Some 500,000 children under the age of five are suffering from malnutrition, with two thirds of them so sick they could die if they don't receive immediate assistance, the UN said.
"At least 370,000 children are suffering from severe acute malnutrition," Mohammed al-Asaadi, a spokesman for the UN children's agency in Yemen told Al Jazeera on Wednesday.
"We're talking about a 50 percent increase compared to the number we had earlier this year."
Severe acute malnutrition is a major cause of death for children under the age of five, and is apparent when a child has a very low weight for their height and becomes visibly frail and skeletal.
Yemen has been torn apart by conflict since 2014, when Houthi rebels, allied with troops loyal to former president Ali Abdullah Saleh, captured large swaths of the country, including the capital Sanaa.
A coalition led by Saudi Arabia launched an air campaign against the rebels in March 2015. Since then, more than 9,000 people have been killed and 2.8 million driven from their homes.
The cost of food has skyrocketed since the start of the war, Asaadi said, with dramatic inflation in food and fuel prices leaving the poor vulnerable.
"The people are unable to buy food.
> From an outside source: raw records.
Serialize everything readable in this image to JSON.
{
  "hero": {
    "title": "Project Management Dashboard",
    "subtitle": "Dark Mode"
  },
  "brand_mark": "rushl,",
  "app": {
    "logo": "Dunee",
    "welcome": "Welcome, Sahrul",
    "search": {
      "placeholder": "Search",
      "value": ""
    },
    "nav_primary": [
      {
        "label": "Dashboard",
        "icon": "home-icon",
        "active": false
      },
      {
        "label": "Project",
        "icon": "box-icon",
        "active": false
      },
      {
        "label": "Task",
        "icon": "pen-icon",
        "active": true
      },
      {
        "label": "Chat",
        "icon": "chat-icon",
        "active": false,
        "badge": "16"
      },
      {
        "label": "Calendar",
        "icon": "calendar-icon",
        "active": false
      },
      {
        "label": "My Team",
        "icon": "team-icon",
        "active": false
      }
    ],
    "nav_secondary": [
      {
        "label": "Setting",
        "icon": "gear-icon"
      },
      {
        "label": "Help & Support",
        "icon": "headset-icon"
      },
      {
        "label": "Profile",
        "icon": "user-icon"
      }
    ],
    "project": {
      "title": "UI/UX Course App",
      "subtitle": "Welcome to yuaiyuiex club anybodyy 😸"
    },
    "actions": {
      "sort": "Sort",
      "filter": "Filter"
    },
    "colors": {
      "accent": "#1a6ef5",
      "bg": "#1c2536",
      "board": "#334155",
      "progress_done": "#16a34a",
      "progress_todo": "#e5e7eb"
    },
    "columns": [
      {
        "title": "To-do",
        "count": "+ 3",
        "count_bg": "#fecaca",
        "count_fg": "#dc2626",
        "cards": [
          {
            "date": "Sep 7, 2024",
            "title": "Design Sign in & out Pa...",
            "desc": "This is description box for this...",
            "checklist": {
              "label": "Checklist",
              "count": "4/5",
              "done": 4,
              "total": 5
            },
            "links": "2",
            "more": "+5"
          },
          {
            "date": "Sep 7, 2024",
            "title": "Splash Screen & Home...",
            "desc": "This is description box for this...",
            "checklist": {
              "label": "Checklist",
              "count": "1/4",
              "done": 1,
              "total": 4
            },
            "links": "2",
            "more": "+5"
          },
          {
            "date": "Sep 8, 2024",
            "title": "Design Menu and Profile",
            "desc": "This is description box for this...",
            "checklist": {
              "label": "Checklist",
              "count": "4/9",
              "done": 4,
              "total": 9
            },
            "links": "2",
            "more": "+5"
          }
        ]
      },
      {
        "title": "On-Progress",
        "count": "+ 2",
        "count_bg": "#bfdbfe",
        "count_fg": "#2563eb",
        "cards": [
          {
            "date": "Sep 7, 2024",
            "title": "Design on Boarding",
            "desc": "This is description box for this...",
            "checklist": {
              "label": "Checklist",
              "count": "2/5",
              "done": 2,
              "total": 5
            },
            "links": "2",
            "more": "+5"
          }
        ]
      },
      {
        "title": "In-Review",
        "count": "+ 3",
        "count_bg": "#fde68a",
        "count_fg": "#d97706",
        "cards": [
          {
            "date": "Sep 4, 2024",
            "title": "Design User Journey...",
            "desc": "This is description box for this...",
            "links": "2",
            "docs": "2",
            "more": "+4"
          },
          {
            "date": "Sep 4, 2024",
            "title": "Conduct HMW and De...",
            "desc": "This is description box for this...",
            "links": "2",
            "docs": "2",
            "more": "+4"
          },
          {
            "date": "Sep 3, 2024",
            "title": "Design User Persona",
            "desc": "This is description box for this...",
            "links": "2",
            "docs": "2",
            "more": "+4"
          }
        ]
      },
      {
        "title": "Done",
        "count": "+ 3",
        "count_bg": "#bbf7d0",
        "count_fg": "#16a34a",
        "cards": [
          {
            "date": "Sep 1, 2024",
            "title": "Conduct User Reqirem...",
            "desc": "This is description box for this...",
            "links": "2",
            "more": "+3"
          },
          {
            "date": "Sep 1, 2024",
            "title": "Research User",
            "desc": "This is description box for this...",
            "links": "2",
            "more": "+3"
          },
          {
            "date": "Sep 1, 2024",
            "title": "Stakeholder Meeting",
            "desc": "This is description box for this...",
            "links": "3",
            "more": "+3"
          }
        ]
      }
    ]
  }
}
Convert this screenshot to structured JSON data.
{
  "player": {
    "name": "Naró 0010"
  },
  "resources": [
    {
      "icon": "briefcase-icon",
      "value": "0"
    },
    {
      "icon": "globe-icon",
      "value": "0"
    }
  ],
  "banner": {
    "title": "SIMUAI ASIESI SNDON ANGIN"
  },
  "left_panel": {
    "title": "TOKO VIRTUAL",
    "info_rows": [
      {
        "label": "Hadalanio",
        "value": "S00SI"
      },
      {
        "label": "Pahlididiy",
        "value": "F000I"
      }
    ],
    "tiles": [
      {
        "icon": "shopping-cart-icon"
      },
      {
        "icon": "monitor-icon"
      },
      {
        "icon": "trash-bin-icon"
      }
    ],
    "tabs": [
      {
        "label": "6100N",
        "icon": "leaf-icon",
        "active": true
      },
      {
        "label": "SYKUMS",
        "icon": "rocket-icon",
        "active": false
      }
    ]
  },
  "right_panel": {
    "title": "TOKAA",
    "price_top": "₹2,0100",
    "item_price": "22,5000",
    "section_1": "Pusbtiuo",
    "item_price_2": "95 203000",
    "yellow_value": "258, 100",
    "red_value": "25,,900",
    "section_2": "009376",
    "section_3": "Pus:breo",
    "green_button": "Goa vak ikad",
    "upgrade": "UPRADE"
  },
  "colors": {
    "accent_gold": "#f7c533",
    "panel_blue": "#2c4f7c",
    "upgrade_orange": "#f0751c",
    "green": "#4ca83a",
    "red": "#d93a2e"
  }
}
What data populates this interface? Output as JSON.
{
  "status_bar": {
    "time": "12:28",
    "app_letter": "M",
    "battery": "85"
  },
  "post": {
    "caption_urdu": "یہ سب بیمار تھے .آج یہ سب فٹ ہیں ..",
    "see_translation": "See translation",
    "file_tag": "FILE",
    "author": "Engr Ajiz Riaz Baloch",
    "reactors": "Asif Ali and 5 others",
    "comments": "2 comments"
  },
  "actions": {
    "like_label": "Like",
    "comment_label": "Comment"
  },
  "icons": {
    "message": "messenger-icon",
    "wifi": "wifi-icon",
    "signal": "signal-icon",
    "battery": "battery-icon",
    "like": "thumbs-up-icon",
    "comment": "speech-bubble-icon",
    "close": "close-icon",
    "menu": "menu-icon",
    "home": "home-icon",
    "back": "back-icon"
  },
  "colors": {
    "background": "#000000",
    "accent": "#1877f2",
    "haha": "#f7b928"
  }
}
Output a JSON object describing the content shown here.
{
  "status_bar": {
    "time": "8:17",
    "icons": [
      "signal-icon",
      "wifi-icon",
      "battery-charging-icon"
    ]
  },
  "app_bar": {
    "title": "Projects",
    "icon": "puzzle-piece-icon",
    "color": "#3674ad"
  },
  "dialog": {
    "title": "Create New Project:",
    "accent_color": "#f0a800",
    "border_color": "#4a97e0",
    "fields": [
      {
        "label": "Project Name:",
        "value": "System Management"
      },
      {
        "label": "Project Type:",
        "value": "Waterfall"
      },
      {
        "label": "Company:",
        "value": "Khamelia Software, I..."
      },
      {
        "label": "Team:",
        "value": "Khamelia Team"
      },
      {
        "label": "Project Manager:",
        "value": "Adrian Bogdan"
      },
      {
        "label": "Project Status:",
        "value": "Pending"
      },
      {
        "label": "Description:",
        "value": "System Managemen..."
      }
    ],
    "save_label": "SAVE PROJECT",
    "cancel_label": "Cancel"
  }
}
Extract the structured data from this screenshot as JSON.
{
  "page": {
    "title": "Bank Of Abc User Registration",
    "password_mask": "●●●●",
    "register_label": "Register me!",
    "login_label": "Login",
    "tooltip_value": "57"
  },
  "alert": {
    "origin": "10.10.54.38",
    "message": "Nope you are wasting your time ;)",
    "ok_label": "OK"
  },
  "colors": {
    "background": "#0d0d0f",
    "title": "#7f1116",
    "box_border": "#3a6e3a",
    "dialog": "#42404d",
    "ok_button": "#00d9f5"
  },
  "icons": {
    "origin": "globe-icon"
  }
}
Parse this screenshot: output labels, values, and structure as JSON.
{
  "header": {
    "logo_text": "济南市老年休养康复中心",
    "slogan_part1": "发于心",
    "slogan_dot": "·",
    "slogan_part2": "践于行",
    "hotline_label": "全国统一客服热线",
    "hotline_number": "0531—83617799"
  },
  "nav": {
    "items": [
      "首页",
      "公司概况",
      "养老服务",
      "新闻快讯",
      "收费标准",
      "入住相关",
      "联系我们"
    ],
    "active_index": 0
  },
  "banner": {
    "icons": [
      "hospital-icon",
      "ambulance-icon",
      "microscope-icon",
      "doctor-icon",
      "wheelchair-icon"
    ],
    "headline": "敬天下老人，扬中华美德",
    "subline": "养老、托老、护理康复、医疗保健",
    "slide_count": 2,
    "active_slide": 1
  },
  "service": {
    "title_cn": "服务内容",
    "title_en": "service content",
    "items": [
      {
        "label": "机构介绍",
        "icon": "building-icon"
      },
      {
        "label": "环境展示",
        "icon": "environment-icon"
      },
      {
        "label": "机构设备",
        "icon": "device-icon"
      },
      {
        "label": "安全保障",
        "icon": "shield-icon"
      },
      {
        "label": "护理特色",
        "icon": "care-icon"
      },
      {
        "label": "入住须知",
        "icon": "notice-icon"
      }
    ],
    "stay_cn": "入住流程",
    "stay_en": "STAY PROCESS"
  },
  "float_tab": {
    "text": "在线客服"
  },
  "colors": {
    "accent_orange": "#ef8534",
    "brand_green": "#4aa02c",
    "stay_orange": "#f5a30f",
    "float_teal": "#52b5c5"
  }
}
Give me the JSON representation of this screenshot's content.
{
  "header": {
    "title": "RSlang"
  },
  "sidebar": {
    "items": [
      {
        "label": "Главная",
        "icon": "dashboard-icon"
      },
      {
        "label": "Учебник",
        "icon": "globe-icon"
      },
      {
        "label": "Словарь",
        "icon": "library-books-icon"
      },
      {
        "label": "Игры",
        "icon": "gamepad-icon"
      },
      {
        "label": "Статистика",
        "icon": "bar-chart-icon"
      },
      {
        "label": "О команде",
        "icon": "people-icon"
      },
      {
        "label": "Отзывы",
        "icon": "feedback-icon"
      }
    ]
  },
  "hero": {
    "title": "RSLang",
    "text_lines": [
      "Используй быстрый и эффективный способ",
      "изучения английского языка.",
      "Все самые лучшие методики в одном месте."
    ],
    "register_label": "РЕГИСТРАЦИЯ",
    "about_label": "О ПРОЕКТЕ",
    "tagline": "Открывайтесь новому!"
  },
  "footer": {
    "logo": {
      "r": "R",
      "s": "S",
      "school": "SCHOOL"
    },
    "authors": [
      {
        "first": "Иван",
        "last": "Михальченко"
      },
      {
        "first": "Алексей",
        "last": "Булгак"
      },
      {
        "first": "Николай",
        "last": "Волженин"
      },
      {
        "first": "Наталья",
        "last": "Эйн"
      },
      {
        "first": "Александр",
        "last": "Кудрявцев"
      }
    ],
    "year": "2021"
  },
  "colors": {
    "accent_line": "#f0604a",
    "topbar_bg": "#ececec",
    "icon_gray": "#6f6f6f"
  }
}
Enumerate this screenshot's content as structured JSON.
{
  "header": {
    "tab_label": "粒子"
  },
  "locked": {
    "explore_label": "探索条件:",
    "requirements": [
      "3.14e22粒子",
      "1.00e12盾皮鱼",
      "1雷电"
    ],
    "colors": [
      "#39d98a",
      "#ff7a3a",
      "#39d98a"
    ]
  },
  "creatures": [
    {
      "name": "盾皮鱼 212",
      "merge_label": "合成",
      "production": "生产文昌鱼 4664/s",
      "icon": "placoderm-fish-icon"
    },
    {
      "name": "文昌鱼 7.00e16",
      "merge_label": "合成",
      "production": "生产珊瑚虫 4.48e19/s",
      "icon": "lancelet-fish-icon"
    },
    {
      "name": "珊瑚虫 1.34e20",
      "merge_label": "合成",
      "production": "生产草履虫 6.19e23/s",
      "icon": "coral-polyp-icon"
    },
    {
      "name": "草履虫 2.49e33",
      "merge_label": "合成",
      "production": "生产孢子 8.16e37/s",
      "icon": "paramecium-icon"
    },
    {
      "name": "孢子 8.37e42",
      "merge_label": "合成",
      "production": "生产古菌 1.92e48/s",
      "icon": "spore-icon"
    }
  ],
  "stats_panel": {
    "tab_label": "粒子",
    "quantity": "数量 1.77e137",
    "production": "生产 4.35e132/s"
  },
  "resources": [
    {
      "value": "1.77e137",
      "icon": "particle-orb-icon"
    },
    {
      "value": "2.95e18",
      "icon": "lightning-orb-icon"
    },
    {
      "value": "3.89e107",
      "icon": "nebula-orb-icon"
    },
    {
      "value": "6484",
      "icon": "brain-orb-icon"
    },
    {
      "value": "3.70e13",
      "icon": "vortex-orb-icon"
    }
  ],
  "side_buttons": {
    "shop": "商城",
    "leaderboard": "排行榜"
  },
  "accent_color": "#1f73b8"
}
Good crops could help the situation, but millions are out of work and countless more displaced. Until inflation is addressed the situation will continue to deteriorate."
Taqwa Mohammad, a resident of Hodeidah, a Houthi-occupied city in west Yemen told Al Jazeera, that the hike in food prices was having a devastating impact on her children.
"I can't afford milk or medicine for the children. If one of them gets sick, I can't take him to the doctor, I borrow fever and cough medicines from the neighbours."
Humanitarian groups have struggled to deliver aid to large parts of the country due to the fighting and air strikes, with the medical aid charity Doctors Without Borders, calling the situation "extremely challenging."
Several medical facilities have been damaged or destroyed , with Houthi fighters repeatedly accused by aid groups of exacerbating the crisis by preventing the delivery of medical supplies to cities under their control.
On Sunday, the Houthis rejected a UN-brokered peace deal in Kuwait that would have required them to w ithdraw from the capital Sanaa, as well as the cities of Taiz and Hodeida and concede power to an exiled government.